The 7 Metal Detectors
#1: Mechanical Compass
The compass responds to ferromagnetic material (metal that sufficiently disrupts the earth's magnetic field).
#2: Cell Phone Compass App
Cellphones contain magnetometers that respond to magnetic fields in three dimensions. I loaded and calibrated a rather effective compass app, Compass Steel 3D, from SimplyWerx.
#3: Cell Phone Metal Detector App
I loaded Metal Detector from Kurt Radwanski into my cell phone. Again, it uses the magnetometer. It responds pretty well to ferromagnetic materials and has the added benefit I can make it play sci-fi sounds when it detects metal.
#4: A Calculator and an AM Radio
A calculator contains an oscillator that emits a radio frequency that can be picked up in the AM band. Metal modifies a calculator's signal, an AM radio presents the variable signal as a tone.
I've read that solar-powered calculators are not effective, presumably because the oscillator signal cuts out when the solar cell doesn't receive enough light.
#5: The Parts to Build an Oscillator Circuit
The oscillator circuit, with a wire coil, emits a radio signal. Metal modifies the inductance of the coil, and hence the frequency of the oscillator. The AM radio from Metal Detector #4 picks up and presents the signal as sound.
I purchased the parts (pictured at the top of this post, along with the radio) as a kit. I must be honest, this one has me mildly anxious, as it involves a 650°F soldering iron. If the boys are high on sugar, I will insist they stand well back.
#6: A Cheap Metal Detector
I don't like to disappoint the little guys. I bought a "Bounty Hunter Gold Digger Metal Detector" from Amazon.com that they can play with outside. I'll keep it hidden in the car's trunk, so it won't distract the boys from metal detectors #1 through #5.
#7: Two Ziploc Bags, Each Containing $25
As I've already established, I don't like to disappoint the little guys. They're just a year and a few months apart in age, so if one gets an item, the other can become upset if he doesn't get the same item. Sharing is something they are still working on.
I will give each of them a Ziploc bag containing $25, which is less than the cost of a metal detector.
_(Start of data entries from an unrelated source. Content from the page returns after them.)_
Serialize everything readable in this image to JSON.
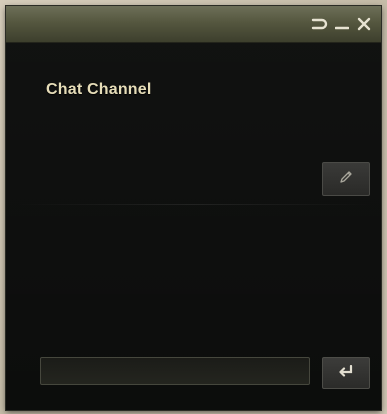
{
  "window": {
    "controls": {
      "back_icon": "undo-arrow-icon",
      "minimize_icon": "minimize-icon",
      "close_icon": "close-icon"
    }
  },
  "channel": {
    "title": "Chat Channel",
    "edit_icon": "pencil-icon"
  },
  "composer": {
    "input_value": "",
    "input_placeholder": "",
    "send_icon": "enter-return-icon"
  },
  "colors": {
    "titlebar": "#55573f",
    "background": "#0c0d0c",
    "heading_text": "#e6ddb8",
    "button": "#333331"
  }
}
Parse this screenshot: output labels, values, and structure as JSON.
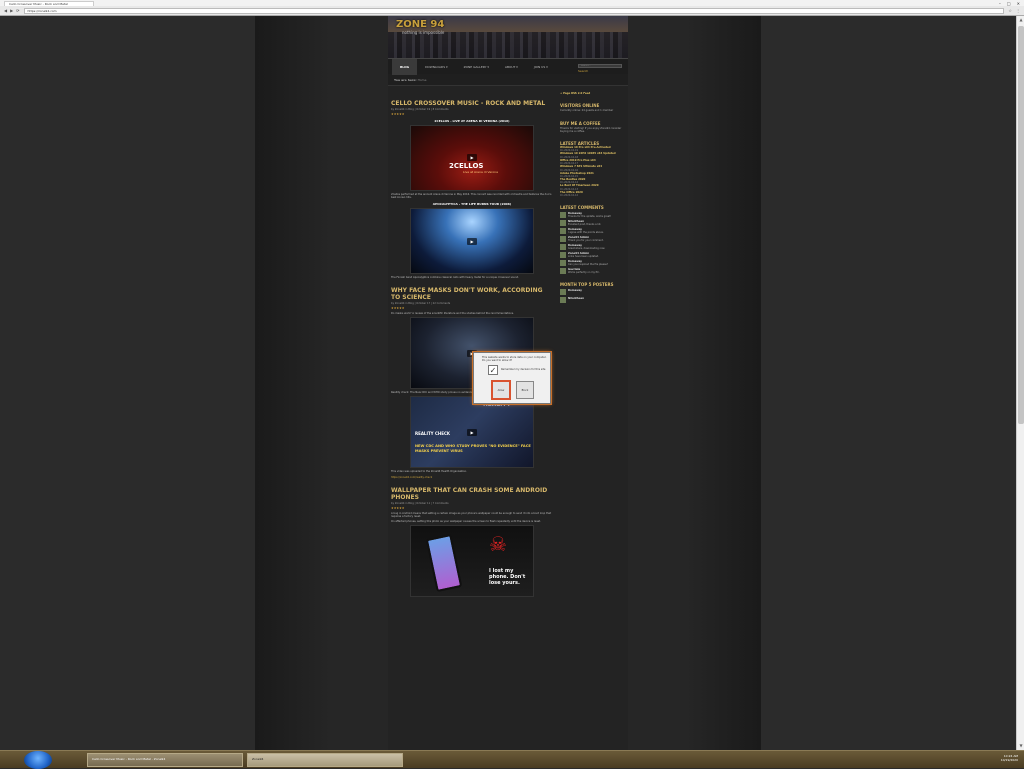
{
  "browser": {
    "tab_title": "Cello Crossover Music - Rock and Metal",
    "url": "https://zone94.com",
    "win_min": "–",
    "win_max": "□",
    "win_close": "✕",
    "nav_back": "◀",
    "nav_fwd": "▶",
    "nav_reload": "⟳",
    "tool_a": "☆",
    "tool_b": "⋮"
  },
  "site": {
    "logo": "ZONE 94",
    "logo_sub": "nothing is impossible",
    "nav": [
      {
        "label": "BLOG"
      },
      {
        "label": "DOWNLOADS ▾"
      },
      {
        "label": "ZONE GALLERY ▾"
      },
      {
        "label": "ABOUT ▾"
      },
      {
        "label": "JOIN US ▾"
      }
    ],
    "search_placeholder": "search...",
    "search_btn": "Search",
    "crumbs_prefix": "You are here:",
    "crumbs_current": "Home"
  },
  "posts": [
    {
      "title": "Cello Crossover Music - Rock and Metal",
      "meta": "by Zone94 in Blog | October 19 | 8 Comments",
      "stars": "★★★★★",
      "sub1": "2CELLOS - LIVE AT ARENA DI VERONA (2016)",
      "v1_caption": "2CELLOS",
      "v1_caption2": "Live at Arena di Verona",
      "text1": "2Cellos performed at the ancient Arena di Verona in May 2016. This concert was recorded with orchestra and features the duo's best known hits.",
      "sub2": "APOCALYPTICA - THE LIFE BURNS TOUR (2006)",
      "text2": "The Finnish band Apocalyptica combine classical cello with heavy metal for a unique crossover sound."
    },
    {
      "title": "Why Face Masks Don't Work, According to Science",
      "meta": "by Zone94 in Blog | October 17 | 22 Comments",
      "stars": "★★★★★",
      "text1": "Do masks work? A review of the scientific literature and the studies behind the recommendations.",
      "text2": "Reallity check: The New CDC and WHO study proves no evidence face masks prevent virus spread.",
      "v4_cap_a": "REALITY CHECK",
      "v4_cap_b": "NEW CDC AND WHO STUDY PROVES \"NO EVIDENCE\" FACE MASKS PREVENT VIRUS",
      "v4_cap_c": "REALITY",
      "text3": "This video was uploaded to the Zone94 Health Organisation.",
      "link1": "https://zone94.com/reality-check"
    },
    {
      "title": "Wallpaper That Can Crash Some Android Phones",
      "meta": "by Zone94 in Blog | October 11 | 7 Comments",
      "stars": "★★★★★",
      "text1": "A bug in Android means that setting a certain image as your phone's wallpaper could be enough to send it into a boot loop that requires a factory reset.",
      "text2": "On affected phones, setting this photo as your wallpaper causes the screen to flash repeatedly until the device is reset.",
      "v5_cap": "I lost my phone. Don't lose yours."
    }
  ],
  "sidebar": {
    "feed": "+ Page RSS 2.0 Feed",
    "visitors_title": "Visitors Online",
    "visitors_text": "Currently online: 24 guests and 1 member",
    "coffee_title": "Buy me a coffee",
    "coffee_text": "Thanks for visiting! If you enjoy Zone94 consider buying me a coffee.",
    "articles_title": "Latest Articles",
    "articles": [
      {
        "title": "Windows 10 Pro x64 Pre-Activated",
        "date": "On 2020-10-19"
      },
      {
        "title": "Windows 10 22H2 19045 x64 Updated",
        "date": "On 2020-10-18"
      },
      {
        "title": "Office 2019 Pro Plus x64",
        "date": "On 2020-10-17"
      },
      {
        "title": "Windows 7 SP1 Ultimate x64",
        "date": "On 2020-10-16"
      },
      {
        "title": "Adobe Photoshop 2021",
        "date": "On 2020-10-15"
      },
      {
        "title": "The Beatles 2020",
        "date": "On 2020-10-14"
      },
      {
        "title": "Le Best Of Tinariwen 2020",
        "date": "On 2020-10-13"
      },
      {
        "title": "The Office 2020",
        "date": "On 2020-10-12"
      }
    ],
    "comments_title": "Latest Comments",
    "comments": [
      {
        "name": "Romaway",
        "text": "Thanks for the update, works great!"
      },
      {
        "name": "Nilanthean",
        "text": "Excellent post, thanks a lot."
      },
      {
        "name": "Romaway",
        "text": "I agree with the points above."
      },
      {
        "name": "Zone94 Admin",
        "text": "Thank you for your comment."
      },
      {
        "name": "Romaway",
        "text": "Great share, downloading now."
      },
      {
        "name": "Zone94 Admin",
        "text": "Links have been updated."
      },
      {
        "name": "Romaway",
        "text": "Can you reupload the file please?"
      },
      {
        "name": "Gavriela",
        "text": "Works perfectly on my PC."
      }
    ],
    "top_title": "Month Top 5 Posters",
    "top": [
      {
        "name": "Romaway"
      },
      {
        "name": "Nilanthean"
      }
    ]
  },
  "dialog": {
    "text": "This website wants to store data on your computer. Do you want to allow it?",
    "check_mark": "✓",
    "check_label": "Remember my decision for this site",
    "ok": "Allow",
    "cancel": "Block"
  },
  "taskbar": {
    "task1": "Cello Crossover Music - Rock and Metal - Zone94",
    "task2": "Zone94",
    "time": "10:24 AM",
    "date": "10/19/2020"
  }
}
I will tell them they are sharing the metal detectors (including #6), but if they don't want to share, they can pool the money to buy a second Bounty Hunter Gold Digger Metal Detector. I'm hoping, by then, they will be so bored by the idea of metal detecting, they'll do something else with the money.